This we might well call the “Catholic” Christmas, the Christmas of the age when the Church most nearly answered to the needs of the whole man, spiritual and sensuous. The Reformation in England and Germany did not totally destroy it; in England the carol-singers kept up for a while the old spirit; in Lutheran Germany a highly coloured and surprisingly sensuous celebration of the Nativity lingered on into the eighteenth century. In the countries that remained Roman Catholic much of the old Christmas continued, though the spirit of the Counter-Reformation, faced by the challenge of Protestantism, made for greater “respectability,” and often robbed the Catholic Christmas of its humour, its homeliness, its truly popular stamp, substituting pretentiousness for simplicity, sugary sentiment for naïve and genuine poetry.

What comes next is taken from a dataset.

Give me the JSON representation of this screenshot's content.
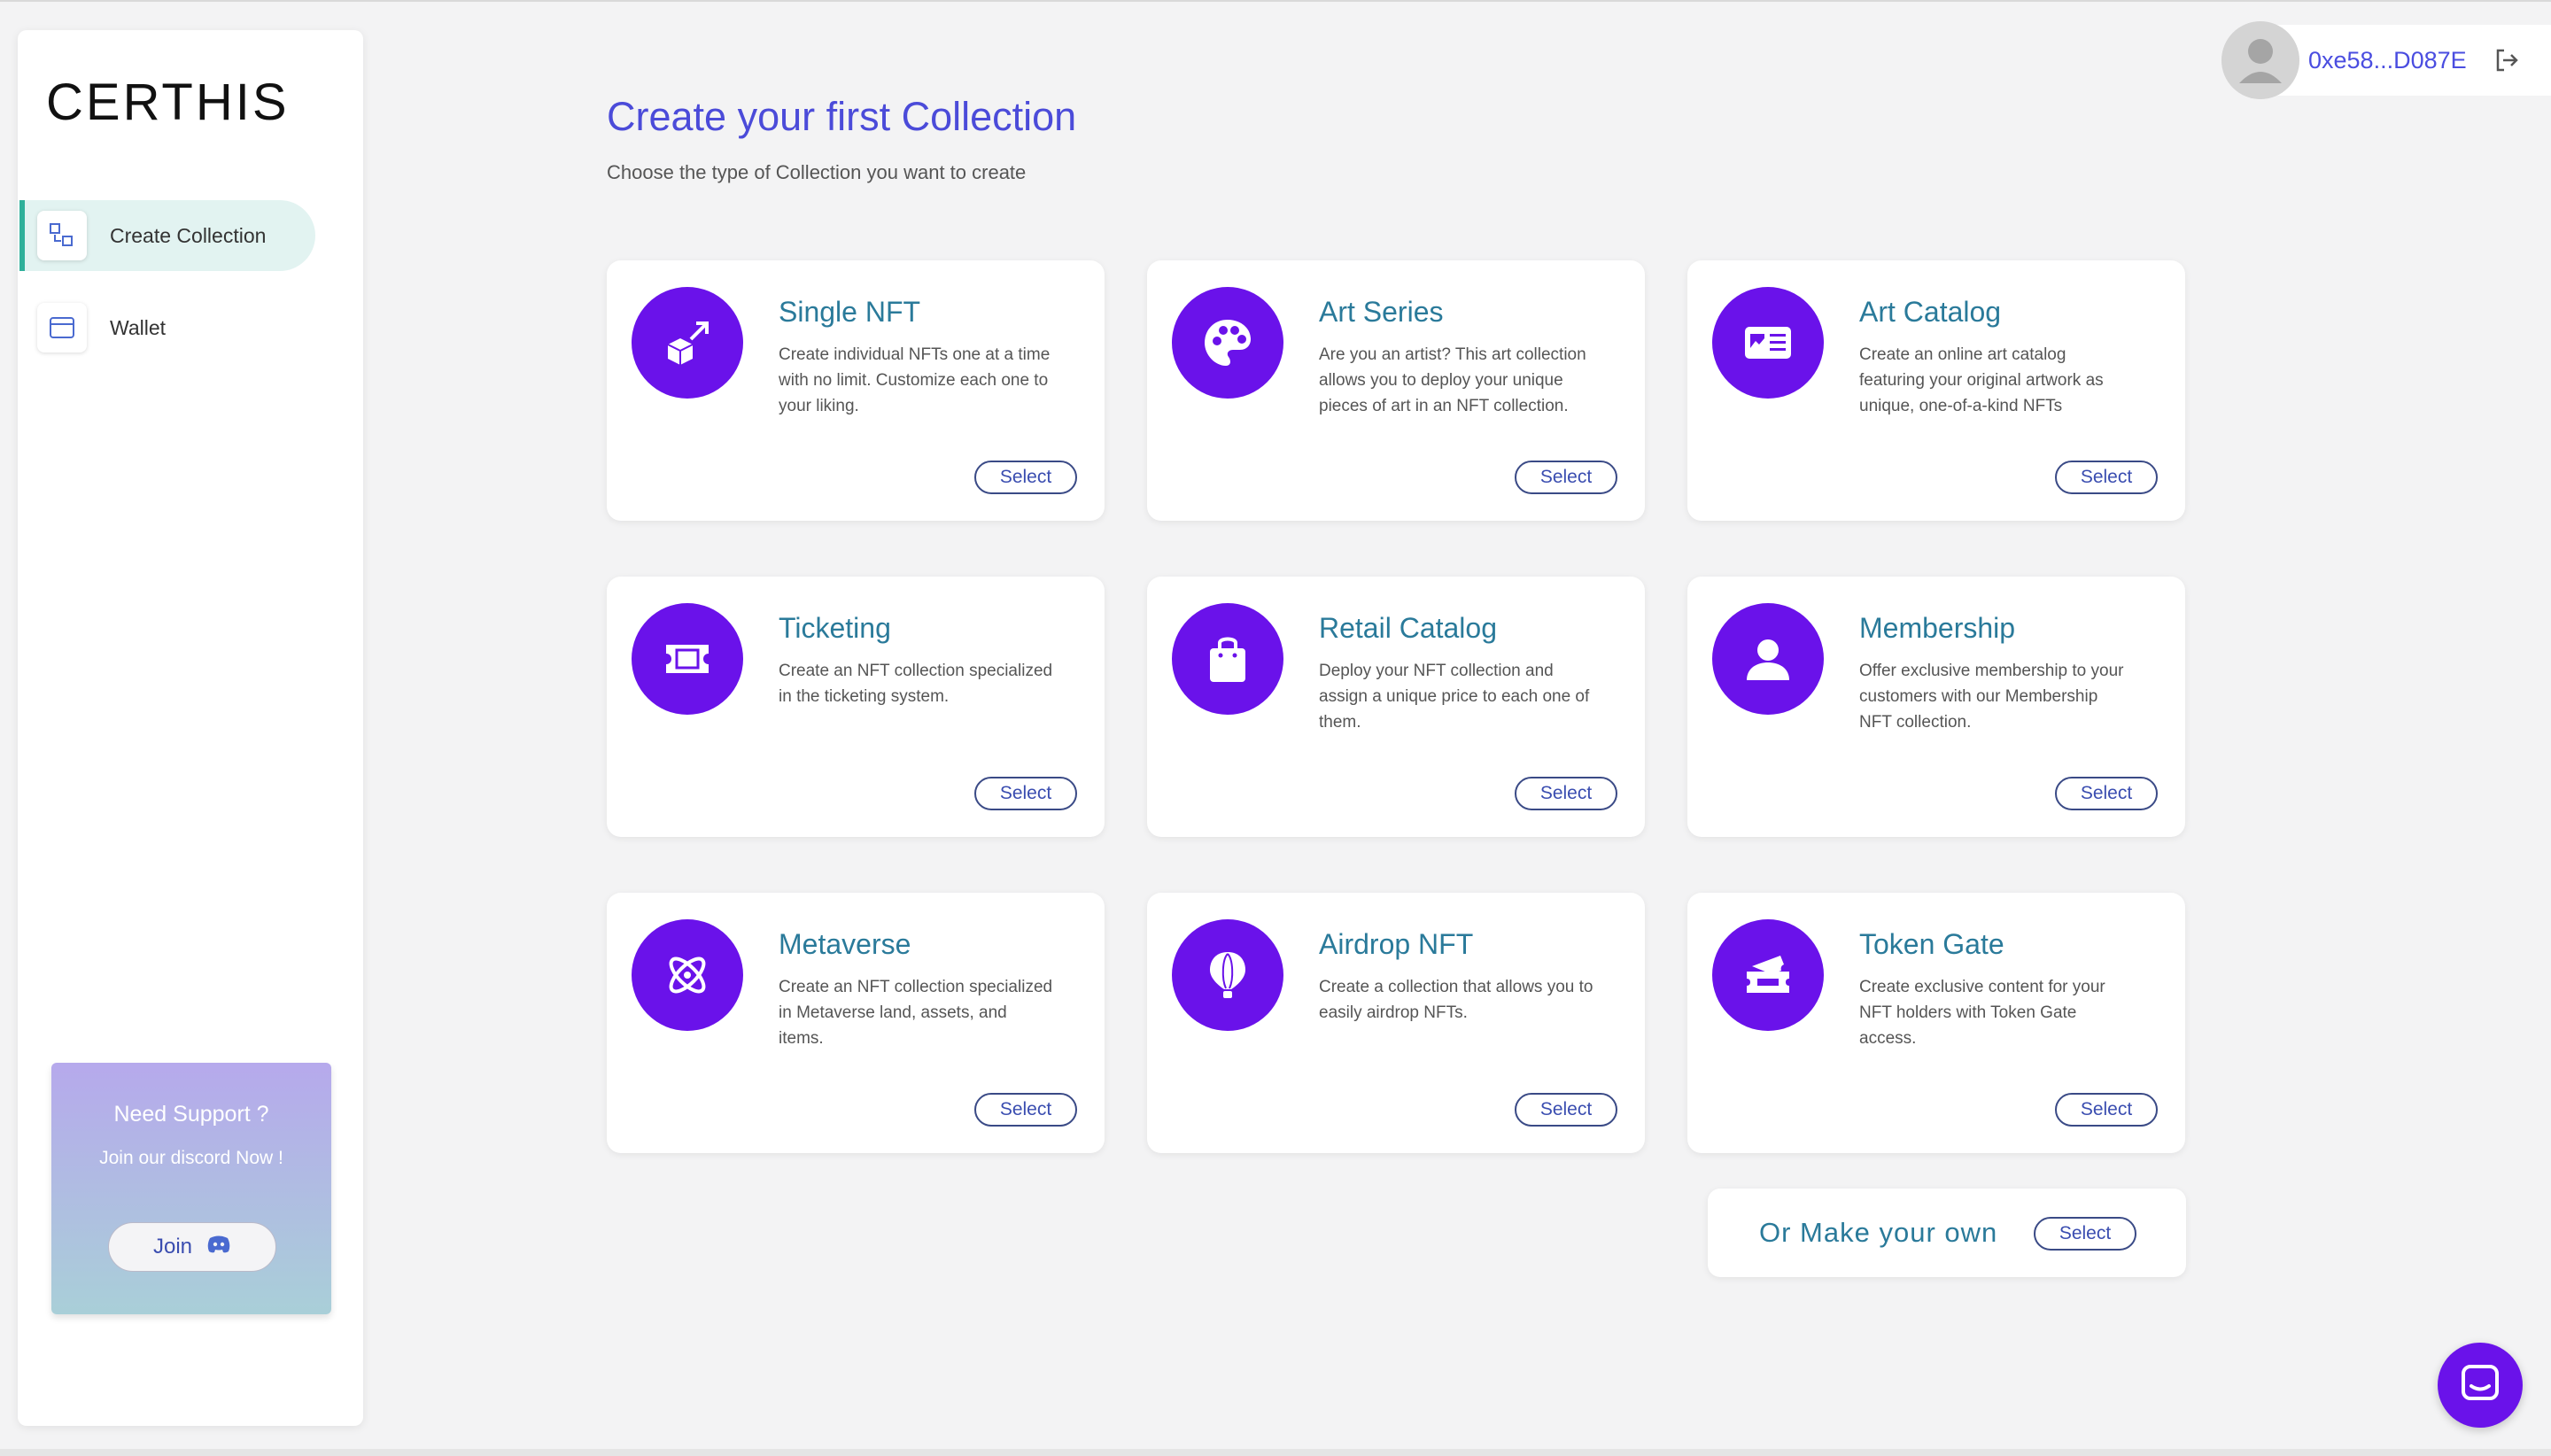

Apart from the transformation of the Church's Christmas from something austere and metaphysical into something joyous and human, warm and kindly, we shall note in our Second Part the survival of much that is purely pagan, continuing alongside of the celebration of the Nativity, and often little touched by its influence. But first we must consider the side of the festival suggested by the English and French names: Christmas will stand for the liturgical rites commemorating the wonder of the Incarnation—God in man made manifest—Noël or “the Birthday,” for the ways in which men have striven to realize the human aspect of the great Coming.

from "Christmas Customs and Traditions" by Clement A Miles